urban-gro's Director of Environmental Sciences, Todd Statzer speaks with Marijuana Business Magazine's Bart Schanerman on odor and microbial control for commercial cannabis cultivations.
THE FOLLOWING IS AN EXCERPT FROM THE ARTICLE ORIGINALLY PUBLISHED IN MARIJUANA BUSINESS MAGAZINE
Even if you love the smell of cannabis, your neighbors or nearby business owners might not. Depending on where a marijuana cultivation operation is located, local ordinances might require business owners to mitigate or control the odor. Businesses also might want to control odors just to be a good neighbor and foster positive relationships in the community.
A number of options exist for odor control, but cultivators will want to find one that doesn't negatively alter the environment in the grow facility or affect plant health and product quality.
Growers also want to be aware of construction quality at the grow site. Corners should be square and doors and windows should seal to prevent any telltale marijuana smells from escaping.
.Todd Statzer, director of environmental sciences for urban-gro, based in Lafayette, Colorado, goes a step beyond carbon filters.

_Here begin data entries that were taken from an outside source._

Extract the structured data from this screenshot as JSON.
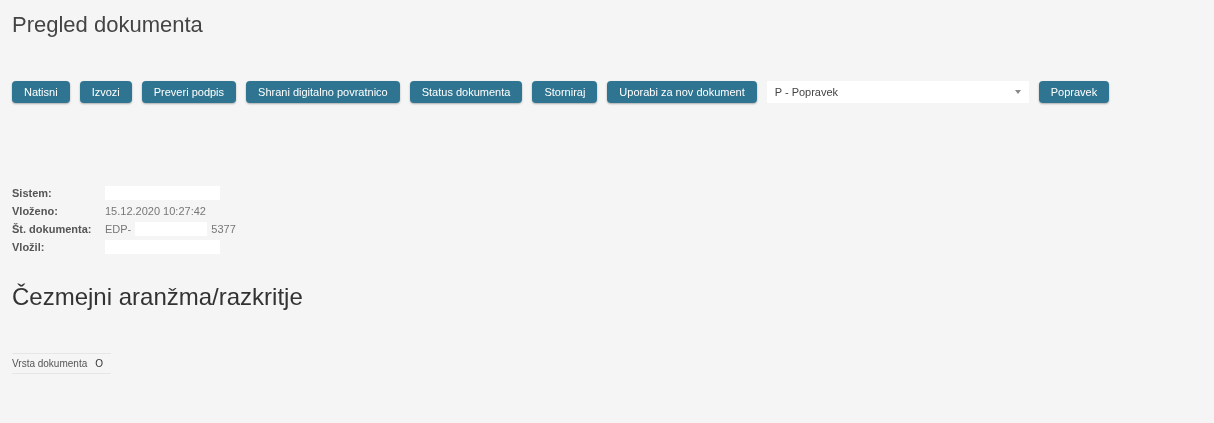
{
  "page_title": "Pregled dokumenta",
  "toolbar": {
    "buttons": [
      "Natisni",
      "Izvozi",
      "Preveri podpis",
      "Shrani digitalno povratnico",
      "Status dokumenta",
      "Storniraj",
      "Uporabi za nov dokument"
    ],
    "select": {
      "value": "P - Popravek"
    },
    "action_button": "Popravek"
  },
  "details": [
    {
      "label": "Sistem:",
      "kind": "redacted"
    },
    {
      "label": "Vloženo:",
      "kind": "text",
      "value": "15.12.2020 10:27:42"
    },
    {
      "label": "Št. dokumenta:",
      "kind": "partial",
      "prefix": "EDP-",
      "suffix": "5377"
    },
    {
      "label": "Vložil:",
      "kind": "redacted"
    }
  ],
  "section_title": "Čezmejni aranžma/razkritje",
  "fields": [
    {
      "label": "Vrsta dokumenta",
      "value": "O"
    }
  ]
}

He doesn't like the ongoing maintenance that's required to keep them clean, and said carbon filters remove only odor. Statzer uses them as a supplement to another piece of equipment.
His team uses a purification system called Element Air that's mounted in the air ducts to help control microbials, including mold and mildew, as well as the outgoing cannabis aroma.